WINTER HARBOR — Every morning Richard Gerrish drives a few miles from his home to the Schoodic Peninsula entrance of Acadia National Park. Then he circles the peninsula’s perimeter road to take in the stunning ocean views as he travels to the sunny side. There he parks and walks a few miles to help rehabilitate a back that gives him chronic pain.

Gerrish grew up here, made his life beside Schoodic Peninsula, and wouldn’t consider moving from the park that has been his family’s neighbor for at least three generations.

“Ever since I got a driver’s license, I’ve been coming down here,” said Gerrish, 70, as he walked along the crashing ocean and rocky coast. “I love my park, but I don’t like what they are doing to it. They used to say the Schoodic Peninsula was the best-kept secret. Well, they found us the last five years.”

Gerrish describes the peninsula as a place that always has been welcoming and uncrowded, from the town dinners held in Winter Harbor that draw both famous summer visitors and local lobstermen to the wealthy summer residents who anonymously donate to the local volunteer fire department.

When Gerrish, a former firefighter and volunteer EMT in Winter Harbor, retired 10 years ago, he went on a tour of the country’s national parks, historic sites and monuments, and saw as many as 150. He loved the big-sky country in the West and the immense scope of the Alaskan parks, but prefers his hometown that sits tucked away on the Maine coast, far from city life.

He doesn’t go to the main part of the park on Mount Desert Island during tourist season.

“I wouldn’t go near the island in the summer,” he said. “Now I’m afraid they’ll turn us into a mini Bar Harbor.”

Until recently, Winter Harbor and the Schoodic campus of Acadia National Park have been a quiet, sleepy coastal enclave. While Acadia park officials expect visitors to Maine’s national park to eclipse 3 million this year, Gerrish hopes the rising number of tourists do not flock to Schoodic and change the peace and solitude he enjoys here every morning.
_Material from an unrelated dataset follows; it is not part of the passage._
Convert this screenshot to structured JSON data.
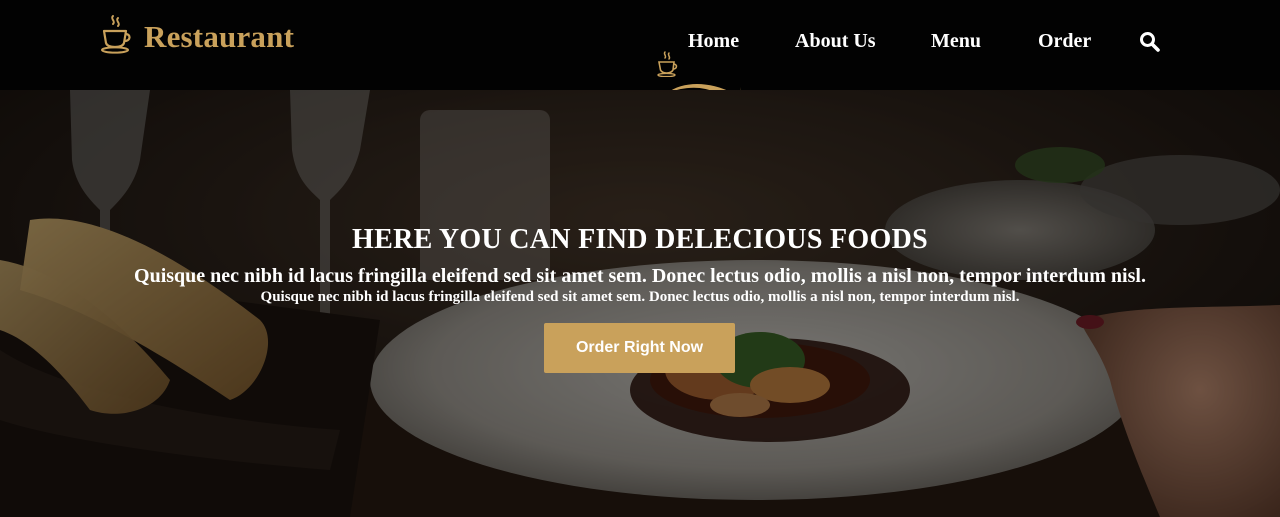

“I don’t know anyone who comes down here as much as I do,” he said. “I love this place.”

– Staff Writer Deirdre Fleming